Holders of this specific tourist visa are required to give their consent to undergoing a 14-day Covid-19 quarantine at specially certified hotels, during which time they will be tested at least twice for Covid-19 infection before being allowed to travel freely within the country, Ms Piyapat said.
Upon agreeing to come to Thailand under the programme, the visitors are required to purchase a Covid-19 quarantine hotel package, furnish details of accommodation where they plan to stay after the mandatory Covid-19 quarantine imposed upon arrival and explain how they intend to pay for the accommodation in advance, she said.
They also are required to buy a Covid-19 health insurance policy covering up to US$100,000 (about 3 million baht) per person, she said.
"My concern is we will have to communicate the correct information [about the long-stay programme] to local people and business operators in Phuket and explain to them the country has an excellent health system that can prevent and mitigate diseases," she said.
The Centre for Covid-19 Situation Administration will initially allow only three chartered flights carrying a maximum of 120 passengers each per month, or about 360 passengers per month, to fly to Phuket, although it is hoped that number will be rapidly revised upwards if the scheme proves a success, she said.
Phichet Panaphong, deputy Phuket governor, said the province is now ready to welcome foreign tourists and only waiting for approval from the government.
Hotels offering a part of their premises for Covid-19 quarantine services are required to separate this area from the rest of the facilities reserved for other guests, he said.
Mr Phichet insisted the health safety the general public must come before tourism benefits, adding that all quarantine facilities must comply with the government's guidelines, he said.
"In case any tourists sneak out of a quarantine facility, they will be arrested," he said.
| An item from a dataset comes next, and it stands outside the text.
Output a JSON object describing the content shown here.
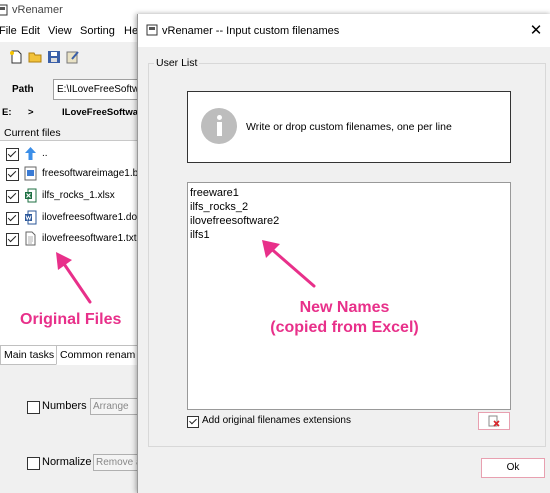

Wikrom Chakthi, Phuket assistant governor, said a total of 78 hotels have applied to operate as alternative local quarantines centres.
Of these, five hotels have already been certified and are ready to receive foreign tourists.
"There are already 569 rooms are on offer," he said.
By next month, Phuket is expected to have about 2,500 hotel rooms certified for the task, while the ultimate goal is to have capacity for more than 5,000 overseas arrivals.
The certified hotels are Anatara Mai Khao Phuket Villas, Trisala Phuket Villas & Residences, Metadee Resort and Villas, Phuket Graceland Resort & Spa, and Anantara Phuket Suites & Villas, he said.